From Longman Dictionary of Contemporary Englishbandband1 /bænd/ ●●● S2 W2 noun [countable] 1 MUSICAPMa group of musicians, especially a group that plays popular music The band was playing old Beatles songs. I grew up playing in rock bands. Smith joined the band in 1989. They formed a band when they were still at school. The entertainment includes a disco and live band. interviews with band members → big band, brass band, marching band, one-man band• In this meaning, band is usually followed by a singular verb: The band has made a video.• In British English, you can also use a plural verb: The band have made a video.2 GROUP OF PEOPLEa group of people formed because of a common belief or purposeband of a small band of volunteers bands of soldiers3 AMOUNTa range of numbers within a system Interest rates stayed within a relatively narrow band.age/tax/income etc band people within the $20,000–$30,000 income band4 PIECE OF MATERIALPIECEa flat narrow piece of something with one end joined to the other to form a circle papers held together with a rubber band a slim gold band on her finger5 a narrow area of light, colour, land etc that is different from the areas around it The birds have a distinctive blue band round their eyes.band of a thin band of cloud6 TCB technical a range of radio signals SYN wavebandCOLLOCATIONSverbsform a bandThey formed their own band and released a single.join a bandHe took up the saxophone and joined the school band.play/sing in a band (=be a musician or singer in a band)Budd played in a rock band.lead a band (=either as lead singer or as a conductor)He led his own band in Florida and played in clubs.a band performs/playsThe band is performing live on Saturday night.a band strikes up (=starts playing)We were on the dance floor waiting for the band to strike up.ADJECTIVES/NOUN + banda rock/jazz etc bandHe’s the saxophonist in a jazz band.a brass band (=a band of brass instruments such as trumpets and trombones)A brass band was playing in the park.a live band (=playing live music, not recorded music)There’s a live band at the club on Saturday nights.the school bandShe plays the trumpet in the school band.a marching band (=musicians who march as they play)the Ohio state marching banda military band (=musicians who play music on military occasions)a military band with their brass and their drumsband + NOUNa band memberHe was one of the original band members.a band leader (=the conductor of a brass band, a military band, etc)COMMON ERRORS ► Don’t say ‘make a band’. Say form a band.

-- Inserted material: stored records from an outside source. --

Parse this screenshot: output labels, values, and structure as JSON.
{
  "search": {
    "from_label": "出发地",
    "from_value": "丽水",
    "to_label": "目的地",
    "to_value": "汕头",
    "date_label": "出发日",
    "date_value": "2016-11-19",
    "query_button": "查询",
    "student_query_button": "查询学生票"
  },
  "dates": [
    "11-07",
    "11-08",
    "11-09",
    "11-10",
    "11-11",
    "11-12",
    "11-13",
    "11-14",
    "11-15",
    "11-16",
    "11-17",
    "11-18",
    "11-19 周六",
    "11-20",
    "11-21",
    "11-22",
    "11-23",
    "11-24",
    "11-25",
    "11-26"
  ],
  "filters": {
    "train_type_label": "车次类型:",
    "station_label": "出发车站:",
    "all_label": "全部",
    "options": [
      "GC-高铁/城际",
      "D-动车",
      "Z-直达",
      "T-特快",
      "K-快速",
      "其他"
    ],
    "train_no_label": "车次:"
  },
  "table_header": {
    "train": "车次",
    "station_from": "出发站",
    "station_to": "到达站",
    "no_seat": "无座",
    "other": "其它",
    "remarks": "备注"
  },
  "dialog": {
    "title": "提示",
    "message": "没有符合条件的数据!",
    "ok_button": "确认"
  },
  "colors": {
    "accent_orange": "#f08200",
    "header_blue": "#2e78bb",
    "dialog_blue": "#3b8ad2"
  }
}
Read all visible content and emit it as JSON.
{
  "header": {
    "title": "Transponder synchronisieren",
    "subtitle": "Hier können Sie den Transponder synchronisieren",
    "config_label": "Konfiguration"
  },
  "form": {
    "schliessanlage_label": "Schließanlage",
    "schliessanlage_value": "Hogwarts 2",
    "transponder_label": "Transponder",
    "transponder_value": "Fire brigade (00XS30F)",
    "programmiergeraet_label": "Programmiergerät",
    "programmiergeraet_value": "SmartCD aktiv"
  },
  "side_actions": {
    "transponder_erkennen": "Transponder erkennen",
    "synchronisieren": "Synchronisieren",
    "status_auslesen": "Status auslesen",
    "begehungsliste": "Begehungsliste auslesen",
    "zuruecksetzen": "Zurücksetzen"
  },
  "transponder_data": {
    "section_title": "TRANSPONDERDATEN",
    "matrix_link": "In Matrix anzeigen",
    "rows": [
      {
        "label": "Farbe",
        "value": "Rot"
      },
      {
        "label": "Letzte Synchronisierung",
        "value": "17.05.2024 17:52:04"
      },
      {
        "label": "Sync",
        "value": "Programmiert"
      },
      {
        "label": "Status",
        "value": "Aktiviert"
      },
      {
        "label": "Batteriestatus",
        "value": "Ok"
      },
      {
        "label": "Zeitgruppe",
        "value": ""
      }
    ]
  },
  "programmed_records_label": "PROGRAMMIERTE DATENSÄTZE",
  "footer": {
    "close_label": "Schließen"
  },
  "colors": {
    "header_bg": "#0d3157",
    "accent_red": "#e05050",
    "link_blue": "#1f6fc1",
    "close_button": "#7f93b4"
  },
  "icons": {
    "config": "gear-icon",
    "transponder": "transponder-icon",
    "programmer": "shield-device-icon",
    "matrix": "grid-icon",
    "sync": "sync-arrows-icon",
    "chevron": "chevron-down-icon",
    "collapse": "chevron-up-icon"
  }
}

Examples from the Corpusband• There was a band of yellow in the rock.• It is red-orange, with five or six narrow violet-blue bands on the sides.• There are an orchestra, a concert band, an intermediate band and a 25-member jazz ensemble.• an elastic band• There's a good band on Friday night at El Club.• More importantly, they adapted to the conditions far more effectively than Gavin Hastings' band of teetotallers.• As you move into the higher income bands, the charges start to increase.• How many bands of colour are there in a rainbow?• As we taxied up and the motors were turned off, we could hear martial music from a khaki-clad military band.• There are orange bands around the snake's back.• a black snake with orange bands around its back• a wide silk band• a small band of rebels• These changes will not affect people in the lowest tax band.• The band were pleased with the excellent treatment they received from foreign promoters.• a country-and-western band• The Sensational what band? he said.age/tax/income etc band• Last year, in a symbolic gesture, he introduced a 20p tax band.• But the local council has put it in the highest council tax band - for houses worth at least three hundred thousand pounds.• Expected mortality was found for each age band, disease site, and decade of diagnosis.• And all workers will get an extra £3 a week from the widening of the bottom-rate 10p income tax band.• Tax cuts through the increase in the 10p income tax band will mean everyone has a little more in their pocket.• All taxpayers will benefit from the widening of the 10p income tax band.• Nor could breakdowns of these awards in terms of age bands and entry qualifications be supplied.• This, however, is unlikely to be a serious problem with five-year age bands.bandband2 verb [transitive] British English to put people or things into different groups, usually according to income, value, or price After valuation, properties will be banded in groups of £20,000 or more.Grammar Band is usually passive. → band together→ See Verb table
Examples from the Corpusband• But her caramel hair was lighter than Mitchell recalled, and drastically shorter, banded into a cool ponytail.• Sometimes the whole body of the fish is banded with vertical marks, one of which conveniently blots out the real eye.Origin band1 1. (1400-1500) French bande “group of people”2. (1400-1500) French bande “flat strip, edge, side”